A few years ago I was going through the process of splitting up with my first serious girlfriend. She went away to Greece for the summer and when she came back she'd had a holiday romance with some Belgian guy. As if that wasn't bad enough, it seemed that the guy in question was going to show up in London some time over the next few weeks. After three hellish days and nights, I realized that I was dangerously close to losing my head. I biked over to my dad's flat and emotionally blackmailed him into lending me enough cash to leave the country.
On that trip I learnt something very important. Escape through travel works. Almost from the moment I boarded my flight, life in England became meaningless. Seat-belt signs lit up, problems switched off. Broken armrests took precedence over broken hearts. By the time the plane was airborne I'd forgotten England even existed.
After that first day, wandering around the clearing, I didn't really question a single thing about the beach.
The rice: over thirty people, two meals every day, eating rice. Rice paddies need acres of flat, irrigated land which we simply didn't have, so I knew we couldn't be growing it. If the situation hadn't come up with the Rice Run, I might never have known where it all came from. Unremarked, I would have let it pass.
Assimilation: from day one we were working, everybody knew our names, we had beds allocated in the longhouse. I felt like I'd been living there all my life.
It was the same thing that had happened on the aeroplane; my memory began shutting down. Ko Samui became a hazy, dream-like place, and Bangkok became little more than a familiar word. On the third or fourth day I remember thinking that Zeph and Sammy might turn up soon and wondering how people would react. Then I realized I couldn't quite recall Zeph and Sammy's faces. A couple of days later I'd forgotten they might be coming at all.
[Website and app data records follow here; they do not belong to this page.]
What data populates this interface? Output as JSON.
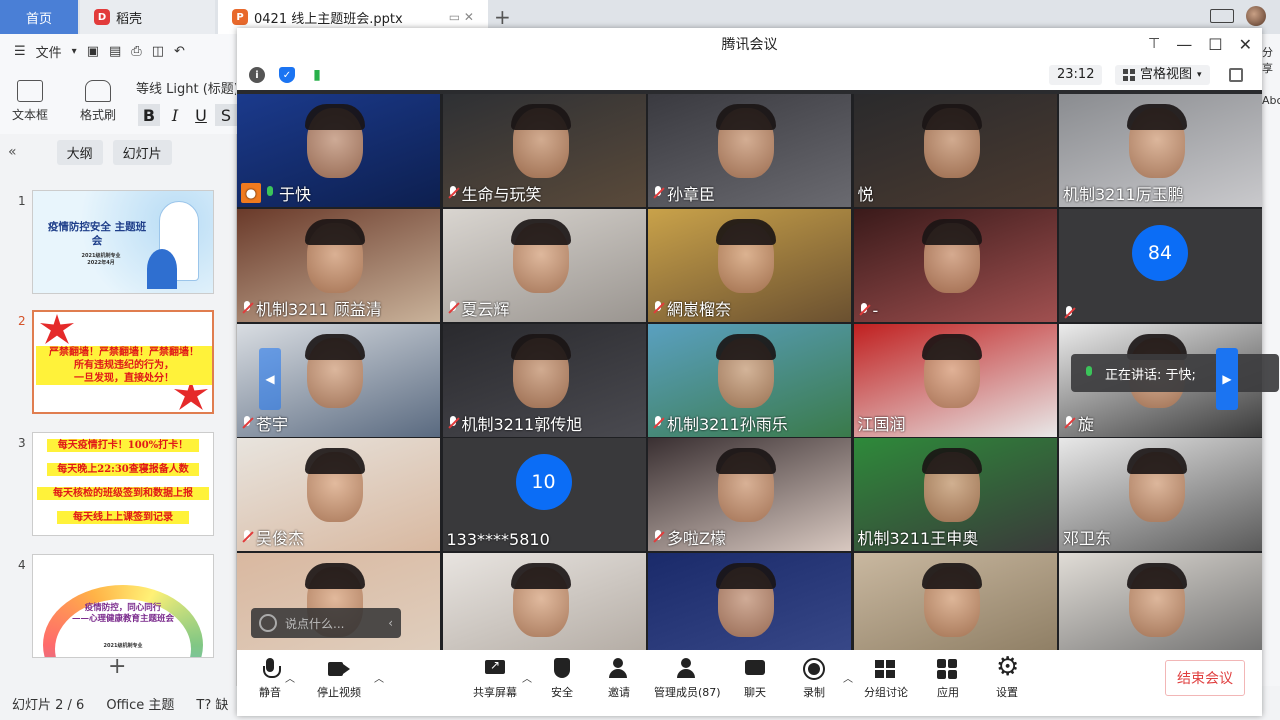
{
  "outer": {
    "tabs": {
      "home": "首页",
      "daoke": "稻壳",
      "document": "0421 线上主题班会.pptx"
    },
    "menu": {
      "file": "文件"
    },
    "tools": {
      "textbox": "文本框",
      "format_painter": "格式刷"
    },
    "font_name": "等线 Light (标题)",
    "format_buttons": [
      "B",
      "I",
      "U",
      "S"
    ],
    "panel_tabs": {
      "outline": "大纲",
      "slides": "幻灯片"
    },
    "right_strip": {
      "share": "分享",
      "abc": "Abc"
    },
    "slides": [
      {
        "num": "1",
        "title": "疫情防控安全\n主题班会",
        "sub": "2021级机制专业\n2022年4月"
      },
      {
        "num": "2",
        "title": "严禁翻墙！严禁翻墙！严禁翻墙！\n所有违规违纪的行为，\n一旦发现，直接处分！"
      },
      {
        "num": "3",
        "lines": [
          "每天疫情打卡！100%打卡！",
          "每天晚上22:30查寝报备人数",
          "每天核检的班级签到和数据上报",
          "每天线上上课签到记录"
        ]
      },
      {
        "num": "4",
        "title": "疫情防控，同心同行\n——心理健康教育主题班会",
        "sub": "2021级机制专业"
      }
    ],
    "status": {
      "slide_info": "幻灯片 2 / 6",
      "theme": "Office 主题",
      "missing_font": "缺"
    }
  },
  "meeting": {
    "title": "腾讯会议",
    "time": "23:12",
    "view_mode": "宫格视图",
    "speaking_text": "正在讲话: 于快;",
    "chat_placeholder": "说点什么...",
    "participants": [
      {
        "name": "于快",
        "mic": "on",
        "host": true
      },
      {
        "name": "生命与玩笑",
        "mic": "off"
      },
      {
        "name": "孙章臣",
        "mic": "off"
      },
      {
        "name": "悦",
        "mic": "none"
      },
      {
        "name": "机制3211厉玉鹏",
        "mic": "none"
      },
      {
        "name": "机制3211 顾益清",
        "mic": "off"
      },
      {
        "name": "夏云辉",
        "mic": "off"
      },
      {
        "name": "網崽榴奈",
        "mic": "off"
      },
      {
        "name": "-",
        "mic": "off"
      },
      {
        "name": "",
        "mic": "off",
        "bubble": "84"
      },
      {
        "name": "苍宇",
        "mic": "off"
      },
      {
        "name": "机制3211郭传旭",
        "mic": "off"
      },
      {
        "name": "机制3211孙雨乐",
        "mic": "off"
      },
      {
        "name": "江国润",
        "mic": "none"
      },
      {
        "name": "旋",
        "mic": "off"
      },
      {
        "name": "吴俊杰",
        "mic": "off"
      },
      {
        "name": "133****5810",
        "mic": "none",
        "bubble": "10"
      },
      {
        "name": "多啦Z檬",
        "mic": "off"
      },
      {
        "name": "机制3211王申奥",
        "mic": "none"
      },
      {
        "name": "邓卫东",
        "mic": "none"
      },
      {
        "name": "",
        "mic": "none"
      },
      {
        "name": "",
        "mic": "none"
      },
      {
        "name": "",
        "mic": "none"
      },
      {
        "name": "",
        "mic": "none"
      },
      {
        "name": "",
        "mic": "none"
      }
    ],
    "toolbar": {
      "mute": "静音",
      "stop_video": "停止视频",
      "share_screen": "共享屏幕",
      "security": "安全",
      "invite": "邀请",
      "manage_members": "管理成员(87)",
      "chat": "聊天",
      "record": "录制",
      "breakout": "分组讨论",
      "apps": "应用",
      "settings": "设置",
      "end_meeting": "结束会议"
    }
  }
}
There's this saying: in an all-blue world, colour doesn't exist. It makes a lot of sense to me. If something seems strange, you question it; but if the outside world is too distant to use as a comparison then nothing seems strange.
Why would I question it anyway? Assimilating myself was the most natural thing in the world. I'd been doing it ever since I became a traveller. Another saying: when in Rome, do as the Romans. In the traveller's ten commandments, that's commandment number one. You don't march into Hindu temples and start saying, 'Why are you worshipping a cow?' You look around, take on board, adjust, accept.
Assimilation and rice. These were just things to accept - new aspects of a new life.
But even now, I'm not asking the right questions.
It doesn't matter why I found it so easy to assimilate myself into the beach life. The question is why the beach life found it so easy to assimilate me.
Over the first two or three weeks there was a song that I couldn't get out of my head. Actually, it wasn't even a song. It was just a couple of lines from a song. And I don't know the song's name, but I suspect it's called 'Street Life', because the only lyric I could remember went, 'Street life, it's the only life I know, street life, dah dab-dah dah dah dah dab-da-dah.' Except the way I sang it went, 'Beach life', instead of 'Street life', and all I could do was repeat that little bit over and over.
It used to drive Keaty crazy. He'd say, 'Richard, you've got to stop singing that fucking song,' and I'd have to shrug and say, 'Keaty, I can't get it out of my head.' Then I'd make an effort not to sing it for a while, but without meaning to I'd start again a couple of hours later. I'd only realize I'd started again when Keaty would smack his forehead and hiss, 'I asked you not to fucking sing it! Jesus, Richard!' Then I'd have to shrug again. Eventually I got Keaty singing it too, and when I pointed this out he said, 'Aaargh!' and wouldn't let me play on his Nintendo for the rest of the day.